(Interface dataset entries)
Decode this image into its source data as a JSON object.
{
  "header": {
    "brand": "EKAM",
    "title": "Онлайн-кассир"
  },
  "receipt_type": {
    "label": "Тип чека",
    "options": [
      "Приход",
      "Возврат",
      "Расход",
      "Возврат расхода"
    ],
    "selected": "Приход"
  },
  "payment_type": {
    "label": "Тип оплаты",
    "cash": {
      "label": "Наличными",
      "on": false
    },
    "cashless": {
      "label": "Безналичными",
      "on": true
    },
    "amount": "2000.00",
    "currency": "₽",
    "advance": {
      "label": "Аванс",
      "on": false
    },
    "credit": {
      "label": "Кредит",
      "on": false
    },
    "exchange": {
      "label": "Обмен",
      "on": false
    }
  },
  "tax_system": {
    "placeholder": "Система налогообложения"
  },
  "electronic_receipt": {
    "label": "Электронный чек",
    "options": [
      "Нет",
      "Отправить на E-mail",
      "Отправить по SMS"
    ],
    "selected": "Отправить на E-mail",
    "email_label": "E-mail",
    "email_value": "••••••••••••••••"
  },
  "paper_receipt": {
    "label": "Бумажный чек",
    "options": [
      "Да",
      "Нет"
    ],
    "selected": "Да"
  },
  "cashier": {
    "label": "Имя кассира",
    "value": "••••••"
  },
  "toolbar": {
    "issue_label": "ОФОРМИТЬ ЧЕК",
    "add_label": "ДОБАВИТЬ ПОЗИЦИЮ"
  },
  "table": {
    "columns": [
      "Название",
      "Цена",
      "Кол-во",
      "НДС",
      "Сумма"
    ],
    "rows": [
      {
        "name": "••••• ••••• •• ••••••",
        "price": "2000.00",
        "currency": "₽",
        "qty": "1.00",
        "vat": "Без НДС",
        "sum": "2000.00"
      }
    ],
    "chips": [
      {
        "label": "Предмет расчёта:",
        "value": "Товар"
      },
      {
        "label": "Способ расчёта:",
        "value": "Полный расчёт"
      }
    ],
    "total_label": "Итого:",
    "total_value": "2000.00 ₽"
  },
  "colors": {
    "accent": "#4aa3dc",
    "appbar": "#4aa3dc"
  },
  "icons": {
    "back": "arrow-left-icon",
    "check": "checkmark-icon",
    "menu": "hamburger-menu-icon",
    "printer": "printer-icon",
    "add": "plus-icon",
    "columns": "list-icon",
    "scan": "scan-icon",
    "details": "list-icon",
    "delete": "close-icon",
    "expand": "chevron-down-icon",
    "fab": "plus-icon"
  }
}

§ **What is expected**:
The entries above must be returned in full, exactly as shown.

§ **Exercise result**:
Decode this image into its source data as a JSON object.
{
  "header": {
    "brand": "EKAM",
    "title": "Онлайн-кассир"
  },
  "receipt_type": {
    "label": "Тип чека",
    "options": [
      "Приход",
      "Возврат",
      "Расход",
      "Возврат расхода"
    ],
    "selected": "Приход"
  },
  "payment_type": {
    "label": "Тип оплаты",
    "cash": {
      "label": "Наличными",
      "on": false
    },
    "cashless": {
      "label": "Безналичными",
      "on": true
    },
    "amount": "2000.00",
    "currency": "₽",
    "advance": {
      "label": "Аванс",
      "on": false
    },
    "credit": {
      "label": "Кредит",
      "on": false
    },
    "exchange": {
      "label": "Обмен",
      "on": false
    }
  },
  "tax_system": {
    "placeholder": "Система налогообложения"
  },
  "electronic_receipt": {
    "label": "Электронный чек",
    "options": [
      "Нет",
      "Отправить на E-mail",
      "Отправить по SMS"
    ],
    "selected": "Отправить на E-mail",
    "email_label": "E-mail",
    "email_value": "••••••••••••••••"
  },
  "paper_receipt": {
    "label": "Бумажный чек",
    "options": [
      "Да",
      "Нет"
    ],
    "selected": "Да"
  },
  "cashier": {
    "label": "Имя кассира",
    "value": "••••••"
  },
  "toolbar": {
    "issue_label": "ОФОРМИТЬ ЧЕК",
    "add_label": "ДОБАВИТЬ ПОЗИЦИЮ"
  },
  "table": {
    "columns": [
      "Название",
      "Цена",
      "Кол-во",
      "НДС",
      "Сумма"
    ],
    "rows": [
      {
        "name": "••••• ••••• •• ••••••",
        "price": "2000.00",
        "currency": "₽",
        "qty": "1.00",
        "vat": "Без НДС",
        "sum": "2000.00"
      }
    ],
    "chips": [
      {
        "label": "Предмет расчёта:",
        "value": "Товар"
      },
      {
        "label": "Способ расчёта:",
        "value": "Полный расчёт"
      }
    ],
    "total_label": "Итого:",
    "total_value": "2000.00 ₽"
  },
  "colors": {
    "accent": "#4aa3dc",
    "appbar": "#4aa3dc"
  },
  "icons": {
    "back": "arrow-left-icon",
    "check": "checkmark-icon",
    "menu": "hamburger-menu-icon",
    "printer": "printer-icon",
    "add": "plus-icon",
    "columns": "list-icon",
    "scan": "scan-icon",
    "details": "list-icon",
    "delete": "close-icon",
    "expand": "chevron-down-icon",
    "fab": "plus-icon"
  }
}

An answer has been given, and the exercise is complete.